App and web page records:

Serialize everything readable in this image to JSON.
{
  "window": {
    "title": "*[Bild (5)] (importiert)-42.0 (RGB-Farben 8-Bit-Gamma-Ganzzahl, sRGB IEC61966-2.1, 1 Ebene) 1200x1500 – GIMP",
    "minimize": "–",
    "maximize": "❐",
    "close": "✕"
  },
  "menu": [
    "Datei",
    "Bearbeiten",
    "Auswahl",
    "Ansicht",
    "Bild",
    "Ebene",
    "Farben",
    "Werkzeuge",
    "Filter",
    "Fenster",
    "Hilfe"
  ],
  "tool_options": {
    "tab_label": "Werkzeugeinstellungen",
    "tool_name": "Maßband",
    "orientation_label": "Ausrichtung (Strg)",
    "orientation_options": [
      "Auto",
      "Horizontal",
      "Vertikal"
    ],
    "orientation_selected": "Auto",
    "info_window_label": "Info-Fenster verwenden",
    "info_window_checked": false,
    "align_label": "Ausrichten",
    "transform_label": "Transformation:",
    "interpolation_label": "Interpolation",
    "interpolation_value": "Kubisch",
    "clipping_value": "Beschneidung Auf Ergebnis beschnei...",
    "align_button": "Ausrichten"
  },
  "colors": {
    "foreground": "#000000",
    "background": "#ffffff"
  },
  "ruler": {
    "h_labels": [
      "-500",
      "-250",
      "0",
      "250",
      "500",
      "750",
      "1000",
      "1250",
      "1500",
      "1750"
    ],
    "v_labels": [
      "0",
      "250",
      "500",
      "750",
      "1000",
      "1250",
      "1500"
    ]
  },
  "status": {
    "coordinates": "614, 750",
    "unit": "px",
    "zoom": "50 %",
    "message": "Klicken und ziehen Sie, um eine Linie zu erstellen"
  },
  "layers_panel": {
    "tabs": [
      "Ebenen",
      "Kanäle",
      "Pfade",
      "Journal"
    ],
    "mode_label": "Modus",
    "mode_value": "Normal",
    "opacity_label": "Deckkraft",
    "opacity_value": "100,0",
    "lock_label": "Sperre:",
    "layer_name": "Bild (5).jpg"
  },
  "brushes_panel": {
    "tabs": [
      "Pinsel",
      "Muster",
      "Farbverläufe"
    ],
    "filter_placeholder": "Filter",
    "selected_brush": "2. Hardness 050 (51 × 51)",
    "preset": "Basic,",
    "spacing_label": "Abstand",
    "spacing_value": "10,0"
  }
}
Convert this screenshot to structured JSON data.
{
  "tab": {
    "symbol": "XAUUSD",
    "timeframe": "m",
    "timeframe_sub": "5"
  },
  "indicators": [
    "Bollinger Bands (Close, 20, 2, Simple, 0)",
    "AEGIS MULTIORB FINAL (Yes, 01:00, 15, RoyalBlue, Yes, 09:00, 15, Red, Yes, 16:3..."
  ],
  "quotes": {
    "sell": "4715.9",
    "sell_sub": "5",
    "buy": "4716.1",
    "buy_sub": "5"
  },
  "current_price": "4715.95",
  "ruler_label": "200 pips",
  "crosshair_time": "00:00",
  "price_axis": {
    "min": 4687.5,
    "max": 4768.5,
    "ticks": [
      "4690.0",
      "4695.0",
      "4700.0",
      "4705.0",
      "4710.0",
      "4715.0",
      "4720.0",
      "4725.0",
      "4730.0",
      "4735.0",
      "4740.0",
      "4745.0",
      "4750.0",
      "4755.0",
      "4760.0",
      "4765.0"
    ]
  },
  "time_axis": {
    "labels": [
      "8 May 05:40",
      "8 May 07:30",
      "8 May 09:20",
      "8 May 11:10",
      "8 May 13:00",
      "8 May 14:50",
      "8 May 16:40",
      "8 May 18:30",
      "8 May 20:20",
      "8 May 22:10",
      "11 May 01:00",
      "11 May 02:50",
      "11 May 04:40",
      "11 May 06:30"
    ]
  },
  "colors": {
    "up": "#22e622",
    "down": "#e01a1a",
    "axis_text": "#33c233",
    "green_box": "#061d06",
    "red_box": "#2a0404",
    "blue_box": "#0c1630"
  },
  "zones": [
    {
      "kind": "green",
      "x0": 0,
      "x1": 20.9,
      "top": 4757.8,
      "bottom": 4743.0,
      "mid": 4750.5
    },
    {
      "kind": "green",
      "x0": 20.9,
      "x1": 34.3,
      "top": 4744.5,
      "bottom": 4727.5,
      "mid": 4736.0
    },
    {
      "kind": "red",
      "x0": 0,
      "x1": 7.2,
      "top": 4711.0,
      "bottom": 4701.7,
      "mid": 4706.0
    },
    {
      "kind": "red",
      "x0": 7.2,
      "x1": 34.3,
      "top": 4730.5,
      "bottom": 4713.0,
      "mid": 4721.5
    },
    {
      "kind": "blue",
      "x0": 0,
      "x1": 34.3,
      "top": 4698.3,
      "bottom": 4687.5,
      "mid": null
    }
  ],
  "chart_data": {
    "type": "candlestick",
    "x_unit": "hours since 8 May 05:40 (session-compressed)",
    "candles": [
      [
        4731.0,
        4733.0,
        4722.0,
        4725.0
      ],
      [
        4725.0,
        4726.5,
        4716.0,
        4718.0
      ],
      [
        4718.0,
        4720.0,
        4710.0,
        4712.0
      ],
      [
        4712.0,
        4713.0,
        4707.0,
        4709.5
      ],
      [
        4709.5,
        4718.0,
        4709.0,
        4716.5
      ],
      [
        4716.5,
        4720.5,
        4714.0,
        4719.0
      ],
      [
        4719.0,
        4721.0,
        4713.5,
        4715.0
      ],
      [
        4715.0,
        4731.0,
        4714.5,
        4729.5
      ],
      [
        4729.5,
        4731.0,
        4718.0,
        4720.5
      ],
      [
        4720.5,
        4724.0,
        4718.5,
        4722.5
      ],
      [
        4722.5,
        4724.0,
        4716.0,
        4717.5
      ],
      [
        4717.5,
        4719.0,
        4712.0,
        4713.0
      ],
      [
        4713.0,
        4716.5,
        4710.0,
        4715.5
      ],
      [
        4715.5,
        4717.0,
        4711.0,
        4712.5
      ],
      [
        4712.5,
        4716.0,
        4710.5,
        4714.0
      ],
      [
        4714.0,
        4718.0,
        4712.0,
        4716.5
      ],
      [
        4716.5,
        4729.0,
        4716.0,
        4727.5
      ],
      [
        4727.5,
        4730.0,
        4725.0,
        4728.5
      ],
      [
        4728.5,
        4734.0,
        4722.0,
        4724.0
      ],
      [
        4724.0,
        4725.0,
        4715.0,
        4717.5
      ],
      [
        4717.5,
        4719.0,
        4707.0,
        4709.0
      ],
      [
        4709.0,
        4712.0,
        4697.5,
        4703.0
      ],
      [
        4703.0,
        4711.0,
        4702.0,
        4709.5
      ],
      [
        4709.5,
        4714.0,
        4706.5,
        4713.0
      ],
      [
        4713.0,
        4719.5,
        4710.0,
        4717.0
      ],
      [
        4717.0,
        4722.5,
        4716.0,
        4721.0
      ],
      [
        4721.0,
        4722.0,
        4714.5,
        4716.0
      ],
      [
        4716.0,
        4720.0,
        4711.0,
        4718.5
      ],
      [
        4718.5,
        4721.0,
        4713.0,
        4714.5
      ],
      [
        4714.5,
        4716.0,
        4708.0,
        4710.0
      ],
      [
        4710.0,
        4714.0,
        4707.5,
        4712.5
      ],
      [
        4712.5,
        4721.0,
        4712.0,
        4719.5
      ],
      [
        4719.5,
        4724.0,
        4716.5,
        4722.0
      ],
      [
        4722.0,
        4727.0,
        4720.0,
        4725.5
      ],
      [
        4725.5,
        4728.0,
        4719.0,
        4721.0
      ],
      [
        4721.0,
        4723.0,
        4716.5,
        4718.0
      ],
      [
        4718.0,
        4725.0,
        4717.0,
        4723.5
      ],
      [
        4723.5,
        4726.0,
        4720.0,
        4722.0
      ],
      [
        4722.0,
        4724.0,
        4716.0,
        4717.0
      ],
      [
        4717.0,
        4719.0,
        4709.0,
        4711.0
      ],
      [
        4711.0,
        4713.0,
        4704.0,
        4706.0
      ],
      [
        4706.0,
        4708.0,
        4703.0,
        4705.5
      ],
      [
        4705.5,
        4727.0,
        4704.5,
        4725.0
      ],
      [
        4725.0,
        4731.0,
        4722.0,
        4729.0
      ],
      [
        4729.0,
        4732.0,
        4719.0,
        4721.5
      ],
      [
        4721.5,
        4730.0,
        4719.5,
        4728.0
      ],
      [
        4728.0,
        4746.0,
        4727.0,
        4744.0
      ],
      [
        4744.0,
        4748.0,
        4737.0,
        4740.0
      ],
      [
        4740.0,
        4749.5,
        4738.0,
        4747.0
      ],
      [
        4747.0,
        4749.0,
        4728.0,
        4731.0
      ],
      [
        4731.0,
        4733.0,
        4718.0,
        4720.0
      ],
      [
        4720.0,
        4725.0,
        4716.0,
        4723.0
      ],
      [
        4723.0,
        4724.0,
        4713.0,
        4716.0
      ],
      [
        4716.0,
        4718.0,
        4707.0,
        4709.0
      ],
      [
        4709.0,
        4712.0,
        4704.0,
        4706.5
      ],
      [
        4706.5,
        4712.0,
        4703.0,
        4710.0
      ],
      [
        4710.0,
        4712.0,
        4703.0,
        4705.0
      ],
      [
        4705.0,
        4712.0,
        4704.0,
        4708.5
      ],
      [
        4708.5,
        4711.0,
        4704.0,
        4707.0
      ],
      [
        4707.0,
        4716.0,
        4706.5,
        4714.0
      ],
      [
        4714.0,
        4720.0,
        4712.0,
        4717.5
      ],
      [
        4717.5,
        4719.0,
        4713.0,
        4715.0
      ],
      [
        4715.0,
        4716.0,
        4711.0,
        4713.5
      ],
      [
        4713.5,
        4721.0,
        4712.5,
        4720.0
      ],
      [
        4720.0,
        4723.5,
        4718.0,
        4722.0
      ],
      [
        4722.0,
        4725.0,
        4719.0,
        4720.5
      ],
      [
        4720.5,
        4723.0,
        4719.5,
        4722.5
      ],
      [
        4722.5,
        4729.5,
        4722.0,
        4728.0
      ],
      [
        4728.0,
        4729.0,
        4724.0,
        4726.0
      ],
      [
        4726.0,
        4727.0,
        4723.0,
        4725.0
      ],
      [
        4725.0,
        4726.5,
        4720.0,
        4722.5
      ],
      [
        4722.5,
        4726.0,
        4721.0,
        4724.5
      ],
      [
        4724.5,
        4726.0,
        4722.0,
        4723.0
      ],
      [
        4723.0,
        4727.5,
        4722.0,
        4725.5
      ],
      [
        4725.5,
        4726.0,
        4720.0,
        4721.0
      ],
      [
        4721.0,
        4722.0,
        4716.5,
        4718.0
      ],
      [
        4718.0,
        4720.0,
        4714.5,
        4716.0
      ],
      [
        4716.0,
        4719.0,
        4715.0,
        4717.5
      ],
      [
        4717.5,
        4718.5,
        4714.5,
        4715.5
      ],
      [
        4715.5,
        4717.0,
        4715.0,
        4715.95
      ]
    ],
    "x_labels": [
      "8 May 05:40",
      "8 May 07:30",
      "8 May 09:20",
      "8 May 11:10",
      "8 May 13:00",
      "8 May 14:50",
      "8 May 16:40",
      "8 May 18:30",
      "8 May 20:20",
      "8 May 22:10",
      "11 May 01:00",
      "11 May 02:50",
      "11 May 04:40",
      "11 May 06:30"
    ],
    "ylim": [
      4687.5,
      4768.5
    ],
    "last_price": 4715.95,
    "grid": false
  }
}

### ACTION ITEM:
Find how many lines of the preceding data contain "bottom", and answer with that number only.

### TASK SOLUTION:
5